Mr. Wang was a Taiwanese refugee a long time ago, someone says, but I think they mean immigrant. He got a job with a big factory in town and did pretty well. He and his wife don’t talk to people in the neighborhood except to the lady across the street. They have brilliant kids who didn’t know to roller skate when they were little. They’re grown up and living in California now. One became a doctor, maybe? Anyway, they’re smart.

Mr. Wang had, has? cancer. He’s small to begin with, but now he weighs 98 lbs, a lady says. He still worked in his yard up until two days ago, though he started sitting on a low seat under the Japanese maple a lot and wore a surgical mask.

My husband walks down to the Wangs’ house, though neither one of us has ever so much as said hello to them.

EMT’s carry a gurney out of the house, a tiny shrouded body on it. We can’t tell if the face is covered from where we stand. Someone says he’s gone already. But then the ambulance turns on its siren, and we figure they wouldn’t do that if he was already dead, would they?

When my husband returns, he tells us Mr. Wang had died, that the emergency people broke his sternum trying to get him to breathe again. His chest caves in at a steep angle, but he’s alive, for now.

I helped Mrs. Wang into the ambulance, he says.

This morning, one of the neighbors from last night’s huddle tells us Mr. Wang died again at midnight, but not before he became responsive in the hospital.
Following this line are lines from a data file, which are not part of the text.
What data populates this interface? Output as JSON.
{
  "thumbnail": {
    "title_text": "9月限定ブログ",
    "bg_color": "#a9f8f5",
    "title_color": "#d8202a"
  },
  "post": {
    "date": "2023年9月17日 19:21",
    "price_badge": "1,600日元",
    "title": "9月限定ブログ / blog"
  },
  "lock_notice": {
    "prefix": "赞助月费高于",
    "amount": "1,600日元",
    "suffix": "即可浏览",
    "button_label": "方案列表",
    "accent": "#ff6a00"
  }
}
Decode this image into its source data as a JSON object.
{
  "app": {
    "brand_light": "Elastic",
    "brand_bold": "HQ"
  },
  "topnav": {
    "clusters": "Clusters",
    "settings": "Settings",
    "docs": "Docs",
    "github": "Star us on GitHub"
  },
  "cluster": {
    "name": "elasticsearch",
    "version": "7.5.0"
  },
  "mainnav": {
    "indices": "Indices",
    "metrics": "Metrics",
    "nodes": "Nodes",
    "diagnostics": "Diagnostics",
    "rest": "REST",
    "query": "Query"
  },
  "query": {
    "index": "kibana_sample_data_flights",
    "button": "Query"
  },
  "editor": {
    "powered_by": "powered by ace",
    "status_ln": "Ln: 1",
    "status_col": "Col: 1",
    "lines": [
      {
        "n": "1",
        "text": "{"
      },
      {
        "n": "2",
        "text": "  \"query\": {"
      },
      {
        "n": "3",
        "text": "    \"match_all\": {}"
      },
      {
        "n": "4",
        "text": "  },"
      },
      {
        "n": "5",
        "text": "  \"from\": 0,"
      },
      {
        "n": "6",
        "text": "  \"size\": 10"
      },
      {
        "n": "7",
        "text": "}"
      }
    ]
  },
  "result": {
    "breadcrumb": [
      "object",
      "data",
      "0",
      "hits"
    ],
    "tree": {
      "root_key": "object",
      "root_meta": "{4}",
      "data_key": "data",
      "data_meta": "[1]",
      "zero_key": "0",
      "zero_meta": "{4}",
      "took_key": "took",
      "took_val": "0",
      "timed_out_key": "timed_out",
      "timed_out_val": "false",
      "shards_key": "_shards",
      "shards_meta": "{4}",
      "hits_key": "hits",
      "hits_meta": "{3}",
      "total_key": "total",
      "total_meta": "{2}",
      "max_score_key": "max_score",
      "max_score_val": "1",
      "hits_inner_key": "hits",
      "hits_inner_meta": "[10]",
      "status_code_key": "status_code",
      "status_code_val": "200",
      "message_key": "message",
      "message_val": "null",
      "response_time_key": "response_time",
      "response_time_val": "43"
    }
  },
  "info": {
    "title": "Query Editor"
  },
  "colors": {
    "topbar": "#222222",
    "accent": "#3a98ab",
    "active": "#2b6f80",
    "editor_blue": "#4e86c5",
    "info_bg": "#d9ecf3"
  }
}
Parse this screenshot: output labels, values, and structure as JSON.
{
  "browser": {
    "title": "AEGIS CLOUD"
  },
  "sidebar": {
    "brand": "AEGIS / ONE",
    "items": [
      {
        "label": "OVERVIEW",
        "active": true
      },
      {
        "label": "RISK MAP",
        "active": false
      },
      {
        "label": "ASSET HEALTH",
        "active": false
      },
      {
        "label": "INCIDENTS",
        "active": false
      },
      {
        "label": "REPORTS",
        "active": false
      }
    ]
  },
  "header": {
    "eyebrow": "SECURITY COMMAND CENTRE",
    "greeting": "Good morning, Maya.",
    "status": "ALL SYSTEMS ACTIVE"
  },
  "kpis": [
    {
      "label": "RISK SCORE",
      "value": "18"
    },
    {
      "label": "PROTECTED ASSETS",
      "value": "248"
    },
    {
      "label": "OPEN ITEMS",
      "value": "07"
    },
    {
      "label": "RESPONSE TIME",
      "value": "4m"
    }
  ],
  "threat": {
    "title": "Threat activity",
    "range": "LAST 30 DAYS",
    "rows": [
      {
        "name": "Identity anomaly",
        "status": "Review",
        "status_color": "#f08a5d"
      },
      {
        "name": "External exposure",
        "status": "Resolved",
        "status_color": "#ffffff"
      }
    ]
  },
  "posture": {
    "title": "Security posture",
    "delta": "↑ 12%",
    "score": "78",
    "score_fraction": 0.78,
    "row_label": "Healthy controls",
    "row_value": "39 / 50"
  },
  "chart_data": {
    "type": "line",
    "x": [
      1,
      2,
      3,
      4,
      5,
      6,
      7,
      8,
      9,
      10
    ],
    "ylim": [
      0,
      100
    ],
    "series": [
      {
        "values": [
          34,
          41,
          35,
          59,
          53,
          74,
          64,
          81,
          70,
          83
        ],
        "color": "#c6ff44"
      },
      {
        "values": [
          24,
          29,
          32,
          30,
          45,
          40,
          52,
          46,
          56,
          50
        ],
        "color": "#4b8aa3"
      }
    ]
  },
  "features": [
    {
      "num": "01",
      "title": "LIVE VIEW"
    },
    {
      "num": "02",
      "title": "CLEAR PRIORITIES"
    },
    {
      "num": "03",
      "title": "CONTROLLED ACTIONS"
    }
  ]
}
That’s what he said: became responsive. We imagine him grasping his wife’s hand, telling her it’s okay, to let him go. But we don’t know anything for sure. Or at all, really.

Mrs. Wang is out in her yard exactly five and a half hours after her husband died. It’s trash day, and she moves her cans to the end of the street so the trash man can do his work without walking on her driveway. Then she gets out the salad tongs and cleans up her grass.

And I can’t help but wish I’d said hello before.